Organization of the Patch Repository
The OpenJDK mlvm/mlvm repository forest is (at present) only a set of patches, not a full set of JDK sources. The patches apply to some version of the full jdk7/jdk7 forest. The structure of the mlvm forest parallels the structure of the full jdk7 sources, but each repository in mvlm is only the
.hg/patches directory (of the Mercurial mq extension). Thus, repositories under mlvm are called "patch repositories" and those under jdk7 are by contrast called "source repositories".
Commits in the mlvm repositories do not update the full source trees, only the patches. To make this clear, when a commit occurs in a patch repository, we will refer to it specifically as a "patch commit".
TO DO: link the text in this page to suitable instructions for configuring and using Mercurial.
All patch files must end with the suffix
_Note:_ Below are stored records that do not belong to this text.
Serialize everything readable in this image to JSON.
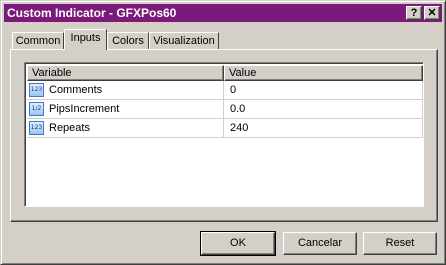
{
  "window": {
    "title": "Custom Indicator - GFXPos60"
  },
  "titlebar_buttons": {
    "help": "?",
    "close": "✕"
  },
  "tabs": [
    {
      "label": "Common"
    },
    {
      "label": "Inputs"
    },
    {
      "label": "Colors"
    },
    {
      "label": "Visualization"
    }
  ],
  "active_tab": "Inputs",
  "grid": {
    "columns": [
      "Variable",
      "Value"
    ],
    "rows": [
      {
        "icon": "123",
        "name": "Comments",
        "value": "0"
      },
      {
        "icon": "1/2",
        "name": "PipsIncrement",
        "value": "0.0"
      },
      {
        "icon": "123",
        "name": "Repeats",
        "value": "240"
      }
    ]
  },
  "buttons": {
    "ok": "OK",
    "cancel": "Cancelar",
    "reset": "Reset"
  },
  "colors": {
    "titlebar": "#7b1a7b",
    "face": "#d4d0c8"
  }
}
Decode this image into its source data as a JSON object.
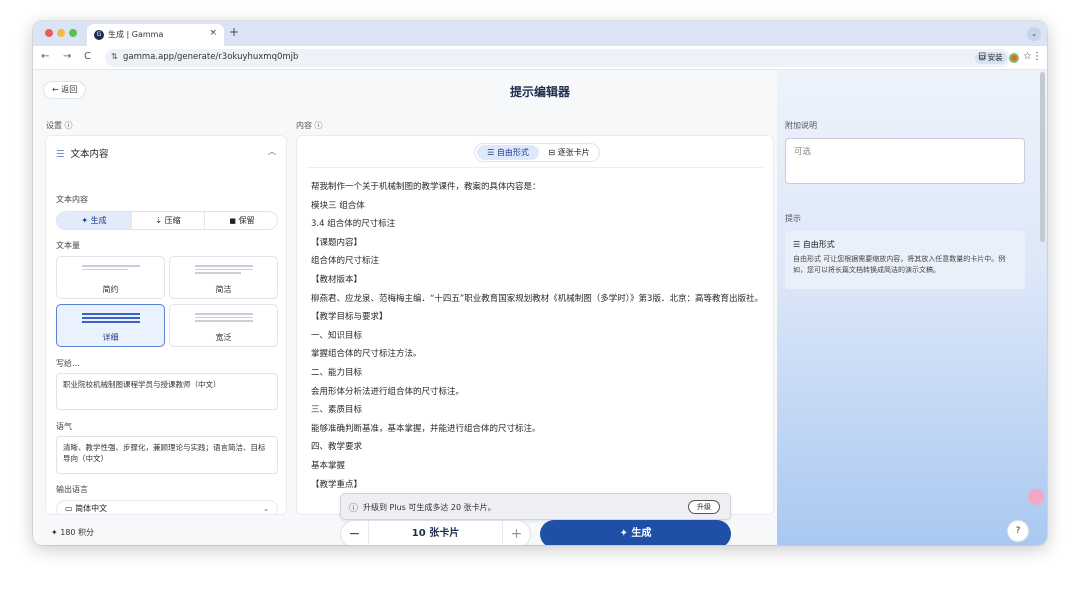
{
  "browser": {
    "tab_title": "生成 | Gamma",
    "tab_favicon": "G",
    "tab_close": "×",
    "new_tab": "+",
    "tab_menu": "⌄",
    "url": "gamma.app/generate/r3okuyhuxmq0mjb",
    "install_label": "安装",
    "nav": {
      "back": "←",
      "forward": "→",
      "reload": "C",
      "site_info": "⇅",
      "star": "☆",
      "extensions": "⊡",
      "menu": "⋮"
    }
  },
  "header": {
    "back_label": "返回",
    "title": "提示编辑器"
  },
  "sections": {
    "settings": "设置 ⓘ",
    "content": "内容 ⓘ",
    "notes": "附加说明"
  },
  "settings": {
    "panel_title": "文本内容",
    "text_content_label": "文本内容",
    "modes": [
      {
        "label": "生成",
        "icon": "✦"
      },
      {
        "label": "压缩",
        "icon": "⇣"
      },
      {
        "label": "保留",
        "icon": "🔒"
      }
    ],
    "active_mode": "生成",
    "amount_label": "文本量",
    "amounts": [
      "简约",
      "简洁",
      "详细",
      "宽泛"
    ],
    "active_amount": "详细",
    "audience_label": "写给...",
    "audience_value": "职业院校机械制图课程学员与授课教师（中文）",
    "tone_label": "语气",
    "tone_value": "清晰、教学性强、步骤化，兼顾理论与实践；语言简洁、目标导向（中文）",
    "language_label": "输出语言",
    "language_value": "简体中文",
    "language_icon": "▭"
  },
  "content": {
    "modes": [
      {
        "label": "自由形式",
        "icon": "☰"
      },
      {
        "label": "逐张卡片",
        "icon": "⊟"
      }
    ],
    "active_mode": "自由形式",
    "lines": [
      "帮我制作一个关于机械制图的教学课件，教案的具体内容是：",
      "模块三 组合体",
      "3.4 组合体的尺寸标注",
      "【课题内容】",
      "组合体的尺寸标注",
      "【教材版本】",
      "柳燕君、应龙泉、范梅梅主编．“十四五”职业教育国家规划教材《机械制图（多学时）》第3版．北京：高等教育出版社。",
      "【教学目标与要求】",
      "一、知识目标",
      "掌握组合体的尺寸标注方法。",
      "二、能力目标",
      "会用形体分析法进行组合体的尺寸标注。",
      "三、素质目标",
      "能够准确判断基准，基本掌握，并能进行组合体的尺寸标注。",
      "四、教学要求",
      "基本掌握",
      "【教学重点】"
    ],
    "toast_icon": "ⓘ",
    "toast_text": "升级到 Plus 可生成多达 20 张卡片。",
    "toast_button": "升级"
  },
  "notes": {
    "placeholder": "可选",
    "tip_label": "提示",
    "tip_title": "☰ 自由形式",
    "tip_body": "自由形式 可让您根据需要缩放内容，将其放入任意数量的卡片中。例如，您可以将长篇文档转换成简洁的演示文稿。"
  },
  "footer": {
    "credits": "✦ 180 积分",
    "card_count": "10 张卡片",
    "minus": "−",
    "plus": "+",
    "generate_label": "✦ 生成",
    "help": "?"
  },
  "colors": {
    "accent": "#1f4fa6",
    "active_bg": "#e3ebfb",
    "right_gradient_bottom": "#a9c8f1"
  }
}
Patches must not have patch headers, since they are easy to lose if patches are regenerated.
All patches must be in "git" format, without file dates. To ensure this, add the following lines to your
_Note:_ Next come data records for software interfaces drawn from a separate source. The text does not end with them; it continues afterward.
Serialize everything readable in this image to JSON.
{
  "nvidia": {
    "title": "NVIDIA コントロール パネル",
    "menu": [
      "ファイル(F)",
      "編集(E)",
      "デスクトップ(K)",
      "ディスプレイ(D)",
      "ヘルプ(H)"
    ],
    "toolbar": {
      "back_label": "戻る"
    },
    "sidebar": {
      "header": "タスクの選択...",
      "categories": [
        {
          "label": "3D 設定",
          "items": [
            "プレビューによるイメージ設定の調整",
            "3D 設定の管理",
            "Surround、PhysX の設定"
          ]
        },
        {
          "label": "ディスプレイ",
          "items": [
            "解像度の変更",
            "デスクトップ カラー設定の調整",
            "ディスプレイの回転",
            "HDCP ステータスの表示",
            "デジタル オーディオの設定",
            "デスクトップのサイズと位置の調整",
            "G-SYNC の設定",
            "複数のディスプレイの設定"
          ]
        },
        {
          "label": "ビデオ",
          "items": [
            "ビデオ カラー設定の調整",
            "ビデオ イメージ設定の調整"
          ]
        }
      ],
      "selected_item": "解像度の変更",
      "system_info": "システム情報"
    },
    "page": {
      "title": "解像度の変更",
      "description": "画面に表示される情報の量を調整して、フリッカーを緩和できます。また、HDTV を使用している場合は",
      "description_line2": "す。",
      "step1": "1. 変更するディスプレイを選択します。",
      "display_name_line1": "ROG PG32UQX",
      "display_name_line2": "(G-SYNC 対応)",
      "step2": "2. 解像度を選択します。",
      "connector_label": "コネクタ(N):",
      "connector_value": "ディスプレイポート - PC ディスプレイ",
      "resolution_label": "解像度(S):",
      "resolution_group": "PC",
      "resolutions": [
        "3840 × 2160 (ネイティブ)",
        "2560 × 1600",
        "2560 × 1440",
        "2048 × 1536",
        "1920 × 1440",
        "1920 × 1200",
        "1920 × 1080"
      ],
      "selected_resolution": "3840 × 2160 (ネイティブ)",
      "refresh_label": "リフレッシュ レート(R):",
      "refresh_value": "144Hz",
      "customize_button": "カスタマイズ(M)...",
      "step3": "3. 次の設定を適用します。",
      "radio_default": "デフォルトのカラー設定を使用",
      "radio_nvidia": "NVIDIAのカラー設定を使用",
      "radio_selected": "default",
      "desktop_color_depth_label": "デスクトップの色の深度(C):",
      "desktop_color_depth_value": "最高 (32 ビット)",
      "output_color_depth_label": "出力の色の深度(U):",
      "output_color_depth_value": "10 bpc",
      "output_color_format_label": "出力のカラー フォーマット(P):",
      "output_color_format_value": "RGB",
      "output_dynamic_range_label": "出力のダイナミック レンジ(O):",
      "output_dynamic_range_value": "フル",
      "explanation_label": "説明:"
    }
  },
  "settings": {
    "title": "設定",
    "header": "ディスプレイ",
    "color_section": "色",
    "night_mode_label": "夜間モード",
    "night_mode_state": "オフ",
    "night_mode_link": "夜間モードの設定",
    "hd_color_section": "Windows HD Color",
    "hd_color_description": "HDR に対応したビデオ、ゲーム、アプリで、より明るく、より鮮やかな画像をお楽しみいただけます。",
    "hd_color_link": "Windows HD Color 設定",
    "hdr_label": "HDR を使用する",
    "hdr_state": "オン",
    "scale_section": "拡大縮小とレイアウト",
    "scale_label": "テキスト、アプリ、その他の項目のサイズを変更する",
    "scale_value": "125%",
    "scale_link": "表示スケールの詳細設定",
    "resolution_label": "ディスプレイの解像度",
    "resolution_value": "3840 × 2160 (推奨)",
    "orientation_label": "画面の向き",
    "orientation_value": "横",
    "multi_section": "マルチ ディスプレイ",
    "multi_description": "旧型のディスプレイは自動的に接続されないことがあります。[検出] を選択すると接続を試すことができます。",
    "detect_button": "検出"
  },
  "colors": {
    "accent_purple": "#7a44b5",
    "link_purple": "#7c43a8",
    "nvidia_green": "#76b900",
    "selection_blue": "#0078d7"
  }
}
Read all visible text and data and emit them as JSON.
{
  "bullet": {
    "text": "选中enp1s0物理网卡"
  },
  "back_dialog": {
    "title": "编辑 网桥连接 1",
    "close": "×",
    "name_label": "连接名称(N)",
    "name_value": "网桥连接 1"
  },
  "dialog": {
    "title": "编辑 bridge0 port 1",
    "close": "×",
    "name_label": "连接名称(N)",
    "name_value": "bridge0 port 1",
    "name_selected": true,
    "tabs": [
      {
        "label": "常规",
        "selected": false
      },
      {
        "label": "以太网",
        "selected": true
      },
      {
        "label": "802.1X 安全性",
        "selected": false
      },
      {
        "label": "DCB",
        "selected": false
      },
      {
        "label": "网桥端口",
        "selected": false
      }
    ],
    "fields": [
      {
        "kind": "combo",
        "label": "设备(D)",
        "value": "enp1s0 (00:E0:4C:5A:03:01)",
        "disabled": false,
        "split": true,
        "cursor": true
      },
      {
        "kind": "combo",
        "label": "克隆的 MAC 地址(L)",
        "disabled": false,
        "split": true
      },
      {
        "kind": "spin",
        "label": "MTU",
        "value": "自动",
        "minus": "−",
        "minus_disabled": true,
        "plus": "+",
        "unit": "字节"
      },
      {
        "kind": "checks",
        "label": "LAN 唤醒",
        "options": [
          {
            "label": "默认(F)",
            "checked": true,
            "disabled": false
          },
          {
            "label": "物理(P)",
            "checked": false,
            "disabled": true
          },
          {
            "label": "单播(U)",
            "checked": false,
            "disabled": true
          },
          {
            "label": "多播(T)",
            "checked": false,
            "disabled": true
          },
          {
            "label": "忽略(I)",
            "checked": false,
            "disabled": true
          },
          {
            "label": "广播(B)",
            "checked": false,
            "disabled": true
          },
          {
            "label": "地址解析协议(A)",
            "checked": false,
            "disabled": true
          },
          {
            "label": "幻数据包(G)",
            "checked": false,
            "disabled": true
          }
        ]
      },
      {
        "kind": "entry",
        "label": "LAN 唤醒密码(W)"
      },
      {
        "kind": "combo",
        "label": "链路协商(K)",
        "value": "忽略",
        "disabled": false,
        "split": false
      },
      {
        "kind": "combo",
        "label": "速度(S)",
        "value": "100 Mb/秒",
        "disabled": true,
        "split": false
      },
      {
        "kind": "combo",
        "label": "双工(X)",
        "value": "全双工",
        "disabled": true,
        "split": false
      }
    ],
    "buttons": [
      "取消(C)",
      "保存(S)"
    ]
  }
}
A patch file may be accompanied by a similar file with the suffix
.txt. This file will contain brief comments about the patch, including:
- references to project documentation, if needed
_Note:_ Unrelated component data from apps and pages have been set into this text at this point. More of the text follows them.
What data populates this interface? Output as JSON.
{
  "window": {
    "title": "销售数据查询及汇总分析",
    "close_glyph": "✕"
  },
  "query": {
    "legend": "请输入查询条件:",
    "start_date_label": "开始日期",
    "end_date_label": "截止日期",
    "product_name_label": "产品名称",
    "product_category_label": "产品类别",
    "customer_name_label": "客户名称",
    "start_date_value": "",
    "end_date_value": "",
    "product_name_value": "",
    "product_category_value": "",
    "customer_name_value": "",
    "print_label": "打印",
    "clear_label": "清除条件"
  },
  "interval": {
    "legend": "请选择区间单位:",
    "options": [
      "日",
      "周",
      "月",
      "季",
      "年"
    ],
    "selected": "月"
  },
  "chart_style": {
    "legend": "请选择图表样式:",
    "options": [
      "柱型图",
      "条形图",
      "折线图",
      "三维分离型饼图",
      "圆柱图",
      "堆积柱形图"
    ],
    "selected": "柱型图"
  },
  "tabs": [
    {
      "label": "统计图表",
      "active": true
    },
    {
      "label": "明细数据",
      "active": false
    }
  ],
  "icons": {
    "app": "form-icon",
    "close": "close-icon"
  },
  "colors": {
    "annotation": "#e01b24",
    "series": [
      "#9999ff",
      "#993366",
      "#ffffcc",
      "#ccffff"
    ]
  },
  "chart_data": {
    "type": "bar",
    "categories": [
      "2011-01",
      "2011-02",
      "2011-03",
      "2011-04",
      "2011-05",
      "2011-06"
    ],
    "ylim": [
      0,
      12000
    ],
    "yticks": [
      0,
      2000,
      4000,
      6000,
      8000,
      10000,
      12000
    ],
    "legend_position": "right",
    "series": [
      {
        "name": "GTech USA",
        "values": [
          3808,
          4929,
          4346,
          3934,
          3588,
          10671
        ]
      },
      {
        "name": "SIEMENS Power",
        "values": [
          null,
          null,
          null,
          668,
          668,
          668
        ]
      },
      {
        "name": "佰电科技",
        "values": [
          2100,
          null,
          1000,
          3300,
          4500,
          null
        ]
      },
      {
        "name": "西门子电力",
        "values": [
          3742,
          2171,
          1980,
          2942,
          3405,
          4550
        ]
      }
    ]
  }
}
- draft commit comments
- dependencies on other patches
Patch repositories may also contain scripts and documentation. All these non-patch files are ignored by the Mercurial patch queue, since they do not appear in the series file.
Patches may be split. Files that contribute to a split patch must all have the same prefix up to the first dot.
Patches may depend on each other. (For example, invoke dynamic may depend on method handles, which in turn may depend on anonymous classes.) Such dependencies should be clearly stated.
The patch sequence is ordered by both stability and by dependency. If patch B is less stable than patch A, then B should come later in the series. If B depends on A, it also must come later in the series, and A must not be less stable than B.
Patches of the same name in multiple patch repositories (hotspot and jdk) are to be applied simultaneously to parallel source repositories. Their series file elements must be kept exactly in sync. The documenting text file for a patch does not need to be on both sides, and should not be duplicated.
The series file contains guard annotations for each patch. Patches are guarded with the OpenJDK release tags that they apply to. In this way, as the OpenJDK release advances, patches can be rebased independently from each other. Patches must be rebased in a special-purpose "rebasing patch commit" which includes a change to the patch guard in the series file also. Actual development must be placed in patch commits that are not rebasing.
Each patch must have one or more positive guards, and each must be the tag of an OpenJDK build, such as
jdk7-b25. If a patch is guarded by such a tag, it is guaranteed to apply, without rejects, to that particular OpenJDK build, and to build successfully.
Each patch must have a negative guard which names that patch with a "slash" prefix. This allows developers to control individual entries in the patch queue without editing the series file. Editing the series file is risky, since it is under version control and shared by all developers. By contrast, the guards file is not under version control.
The following guards are also significant as negative guards on patches which do not yet have the relevant quality level:
#-buildable: the patch does not build, or interferes with the operation of the JVM
#-testable: the patch fails to have a working test suite
For normal development, the guards 'buildable' and 'testable' should be present in the guard file, as well as the OpenJDK release in use.
Example series file entries:
The 'qselect' command can be used to control these patches:
- more on guards: http://hgbook.red-bean.com/hgbookch13.html
- patch rebasing procedures: http://www.selenic.com/mercurial/wiki/index.cgi/MqMerge
- a good summary on rebasing: http://www.selenic.com/pipermail/mercurial/2008-February/017367.html
If a patch must be split so as to apply to several OpenJDK builds, the latest patch in the series must be a complete patch for the most recent build, and for each previous build, a temporary patches must simply track the relevant changes up to the most recent build, so as to make the newest patch apply correctly in all cases.
For example, to support builds 25 and 28 behind build 30 two fixup patches are needed:
(Note: This way of doing patches might prove difficult to manage in practice. We'll figure it out as we go along.)
Normally this will not be necessary, unless the patch provides functionality which several other patches depend on, and those patches are in different stages of rebasing.